Page and application data records:
☆ ☆ ☆ ☆
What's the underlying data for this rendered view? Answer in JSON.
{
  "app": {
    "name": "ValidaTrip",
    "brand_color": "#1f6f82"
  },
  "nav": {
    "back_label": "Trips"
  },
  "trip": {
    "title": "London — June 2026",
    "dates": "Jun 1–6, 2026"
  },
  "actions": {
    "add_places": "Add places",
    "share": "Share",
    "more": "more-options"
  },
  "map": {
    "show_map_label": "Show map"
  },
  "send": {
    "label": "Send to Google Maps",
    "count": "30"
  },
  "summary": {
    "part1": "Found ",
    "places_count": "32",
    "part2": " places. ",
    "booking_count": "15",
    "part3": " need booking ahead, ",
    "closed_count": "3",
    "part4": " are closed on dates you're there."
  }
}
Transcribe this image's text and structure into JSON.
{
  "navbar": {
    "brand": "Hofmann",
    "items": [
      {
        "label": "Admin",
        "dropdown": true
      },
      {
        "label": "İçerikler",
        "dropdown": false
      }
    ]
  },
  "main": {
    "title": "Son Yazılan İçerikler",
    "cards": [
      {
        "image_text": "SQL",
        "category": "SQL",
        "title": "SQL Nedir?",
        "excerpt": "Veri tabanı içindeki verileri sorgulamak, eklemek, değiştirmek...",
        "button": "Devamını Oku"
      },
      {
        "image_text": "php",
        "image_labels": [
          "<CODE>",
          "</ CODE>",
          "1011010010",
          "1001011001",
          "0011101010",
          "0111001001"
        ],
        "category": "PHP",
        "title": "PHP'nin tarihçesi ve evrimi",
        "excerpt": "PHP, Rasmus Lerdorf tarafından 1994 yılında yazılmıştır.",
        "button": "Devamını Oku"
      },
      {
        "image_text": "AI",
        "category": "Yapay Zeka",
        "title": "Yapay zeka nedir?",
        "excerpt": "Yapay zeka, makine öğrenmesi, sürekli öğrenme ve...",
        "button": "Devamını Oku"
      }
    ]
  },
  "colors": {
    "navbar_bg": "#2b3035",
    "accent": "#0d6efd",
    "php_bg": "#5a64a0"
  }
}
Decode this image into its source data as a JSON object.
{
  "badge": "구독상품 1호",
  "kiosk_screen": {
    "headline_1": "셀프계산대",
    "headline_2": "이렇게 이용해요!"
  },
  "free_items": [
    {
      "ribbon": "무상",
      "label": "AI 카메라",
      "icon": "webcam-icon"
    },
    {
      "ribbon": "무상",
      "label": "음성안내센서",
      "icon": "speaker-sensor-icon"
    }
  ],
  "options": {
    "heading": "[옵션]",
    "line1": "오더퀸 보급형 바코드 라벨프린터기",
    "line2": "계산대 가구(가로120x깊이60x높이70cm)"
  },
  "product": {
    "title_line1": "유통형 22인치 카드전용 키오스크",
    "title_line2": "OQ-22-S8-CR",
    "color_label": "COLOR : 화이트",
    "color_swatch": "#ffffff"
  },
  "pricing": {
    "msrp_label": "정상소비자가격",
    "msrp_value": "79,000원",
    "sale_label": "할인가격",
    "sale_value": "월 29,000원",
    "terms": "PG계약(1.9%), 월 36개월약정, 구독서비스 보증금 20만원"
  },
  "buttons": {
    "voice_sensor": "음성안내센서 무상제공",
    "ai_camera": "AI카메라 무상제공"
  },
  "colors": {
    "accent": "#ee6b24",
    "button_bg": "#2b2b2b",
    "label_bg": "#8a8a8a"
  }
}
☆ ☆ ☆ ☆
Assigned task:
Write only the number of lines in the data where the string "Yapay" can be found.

Task answer:
3